Information Security Policy is important because it sets the tone and foundation to protect your organization’s information assets from internal and external threats. Here’s a quick overview of why you should take a serious effort in drafting your organization’s policies:
Acts as a Guideline for Secure Information Sharing
It lays the guidelines for the Dos and Donts for information sharing via sub-topic policies such as Data Classification, and Access Control, to name a few.
Defines and Communicate Roles and Responsibilities
The Policy clearly defines the staff’s role in data protection and assigns ownership of implementation to specific resources.
Protects Organization from Legal Liabilities
Setting the policy framework helps organizations protect themselves from legal liabilities due to inappropriate use of information.
Outlines Incident Management & Business Continuity Plans
The policy offers guidance and defines the todos in case of an information security incident such as a data breach or cybersecurity attack to reduce loss of business and ensure business continuity.
Not just for ISO 27001, you can use the information security policy for other compliance standards such as SOC 2, HIPAA, and FEDRAMP.
How to Implement Information Security Policy Templates?
You can draft the best policies and have the best ISO 27001 security controls in place.

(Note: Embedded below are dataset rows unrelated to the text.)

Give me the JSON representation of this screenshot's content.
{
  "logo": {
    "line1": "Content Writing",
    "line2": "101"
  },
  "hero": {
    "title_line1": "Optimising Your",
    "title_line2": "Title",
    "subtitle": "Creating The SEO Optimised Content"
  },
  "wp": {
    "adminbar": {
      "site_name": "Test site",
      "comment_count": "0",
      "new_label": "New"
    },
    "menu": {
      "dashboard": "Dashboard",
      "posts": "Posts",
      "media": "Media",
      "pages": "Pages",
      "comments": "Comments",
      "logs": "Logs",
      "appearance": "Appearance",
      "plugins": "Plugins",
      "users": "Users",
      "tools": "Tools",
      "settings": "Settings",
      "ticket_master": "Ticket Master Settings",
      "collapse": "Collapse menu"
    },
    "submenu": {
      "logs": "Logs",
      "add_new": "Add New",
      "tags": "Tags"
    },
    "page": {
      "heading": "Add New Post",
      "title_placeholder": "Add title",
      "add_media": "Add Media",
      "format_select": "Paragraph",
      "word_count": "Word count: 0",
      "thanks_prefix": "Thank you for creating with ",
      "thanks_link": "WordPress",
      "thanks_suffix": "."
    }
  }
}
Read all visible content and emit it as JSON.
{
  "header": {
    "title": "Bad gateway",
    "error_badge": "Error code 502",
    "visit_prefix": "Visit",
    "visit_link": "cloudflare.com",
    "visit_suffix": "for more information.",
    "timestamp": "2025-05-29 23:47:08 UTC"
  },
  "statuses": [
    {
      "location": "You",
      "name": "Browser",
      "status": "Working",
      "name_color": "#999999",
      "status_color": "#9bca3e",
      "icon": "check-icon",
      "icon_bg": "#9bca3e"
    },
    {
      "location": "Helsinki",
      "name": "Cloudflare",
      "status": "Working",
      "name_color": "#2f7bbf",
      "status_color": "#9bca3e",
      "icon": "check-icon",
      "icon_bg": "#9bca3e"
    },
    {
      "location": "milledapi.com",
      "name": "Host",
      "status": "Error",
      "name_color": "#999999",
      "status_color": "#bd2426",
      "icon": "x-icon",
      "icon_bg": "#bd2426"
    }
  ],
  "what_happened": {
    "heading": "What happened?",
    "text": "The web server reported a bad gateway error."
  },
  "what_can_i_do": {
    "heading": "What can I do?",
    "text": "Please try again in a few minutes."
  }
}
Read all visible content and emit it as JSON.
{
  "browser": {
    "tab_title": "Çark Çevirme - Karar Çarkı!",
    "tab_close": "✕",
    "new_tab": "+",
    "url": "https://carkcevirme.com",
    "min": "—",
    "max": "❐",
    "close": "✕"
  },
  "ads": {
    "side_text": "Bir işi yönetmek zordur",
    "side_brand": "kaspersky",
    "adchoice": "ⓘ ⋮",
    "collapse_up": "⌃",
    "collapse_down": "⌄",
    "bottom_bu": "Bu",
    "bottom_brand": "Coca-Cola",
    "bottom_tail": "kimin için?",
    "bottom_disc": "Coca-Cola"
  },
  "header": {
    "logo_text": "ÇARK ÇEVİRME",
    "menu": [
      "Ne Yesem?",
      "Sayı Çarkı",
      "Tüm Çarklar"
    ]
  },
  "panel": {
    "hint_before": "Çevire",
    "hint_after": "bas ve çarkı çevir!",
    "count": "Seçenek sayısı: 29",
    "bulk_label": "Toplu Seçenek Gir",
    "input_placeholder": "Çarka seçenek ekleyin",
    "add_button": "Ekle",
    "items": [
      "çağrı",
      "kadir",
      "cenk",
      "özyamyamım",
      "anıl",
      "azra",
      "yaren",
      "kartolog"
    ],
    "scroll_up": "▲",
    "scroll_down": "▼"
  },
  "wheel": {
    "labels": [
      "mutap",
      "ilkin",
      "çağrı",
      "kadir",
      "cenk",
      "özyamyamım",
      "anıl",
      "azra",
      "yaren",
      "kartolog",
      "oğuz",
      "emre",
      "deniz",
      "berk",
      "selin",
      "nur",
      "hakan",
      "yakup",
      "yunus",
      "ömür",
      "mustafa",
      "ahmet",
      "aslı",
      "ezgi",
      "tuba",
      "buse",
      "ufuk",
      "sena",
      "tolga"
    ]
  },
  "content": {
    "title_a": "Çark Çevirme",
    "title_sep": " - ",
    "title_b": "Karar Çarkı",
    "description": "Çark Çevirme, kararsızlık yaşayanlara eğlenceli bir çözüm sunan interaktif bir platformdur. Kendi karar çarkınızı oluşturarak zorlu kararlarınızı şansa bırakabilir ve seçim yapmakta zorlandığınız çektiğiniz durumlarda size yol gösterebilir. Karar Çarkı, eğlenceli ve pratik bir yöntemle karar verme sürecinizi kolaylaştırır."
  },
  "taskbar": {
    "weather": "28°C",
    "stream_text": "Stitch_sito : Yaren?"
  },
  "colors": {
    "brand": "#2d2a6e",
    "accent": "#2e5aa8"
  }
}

But that’s all it can ever be – paper perfect; unless it’s internalized and put to action by everyone in your organization. So, how can you implement your Information Security Policy, you ask? By way of security awareness training for your staff. A well-trained workforce is a key to the success of any Information Security Management System (ISMS).
Requirement 7.2.2 of ISO 27001 states: “All employees of the organization and, where relevant, contractors and third-party users should receive appropriate awareness training and regular updates in organizational policies and procedures, as relevant for their job function.”
How can I create an Information Security Policy Template?
While you can create an Information Security Policy in minutes with the many free downloadable security policy templates available on the internet, it wouldn’t really ‘snug fit’ your organization’s security needs.
You can, however, use them as a starting point and customize them to your needs. While you do that, remember that your Policy should be derived from the following:
- Your Business Strategy & Requirements
- Regulations, Legislation & Contracts that impact your business
- Your Current & Projected Information Security Risks & Threats
As per ISO 27002, your Information Security Policy must contain statements concerning:
- Definition of information security
- Information security objectives or the framework for setting information security objectives
- Principles to guide all activities relating to information security
- Commitment to satisfy applicable requirements related to information security
- Commitment to continually improve the information security management system
- Assignment of responsibilities for information security
The responsibility for developing, reviewing, and approving topic-specific policies can rest with function heads with the appropriate competencies. Remember, all policies should be reviewed and assessed periodically to improve your organization’s data security. Reviews can include inputs from audits (internal audit and certification audit), security incidents, and management reviews.
Your organization’s information security policies must have buy-in from top management at every step.
Build Your Own Information Security Policy Document the Easy Way
We understand that it’s much work to build your Information Security from scratch or borrow the free online templates and build on them confidently.
At Sprinto, we have solved this problem for you by making 20+ editable versions of the oft-used policies in plain-speak English (minus the legal jargon). Hundreds of our customers have embraced our bank of editable policies that security experts authored.
What’s more, our in-house compliance experts work with you every step of the way to ensure your risks are covered so you can confidently move forward.
Sprinto’s intuitive mix of compliance automation with human intervention can take away a lot of similar pain points in your compliance journey. Talk to us today to find out how you can breeze your way through an ISO 27001 certification.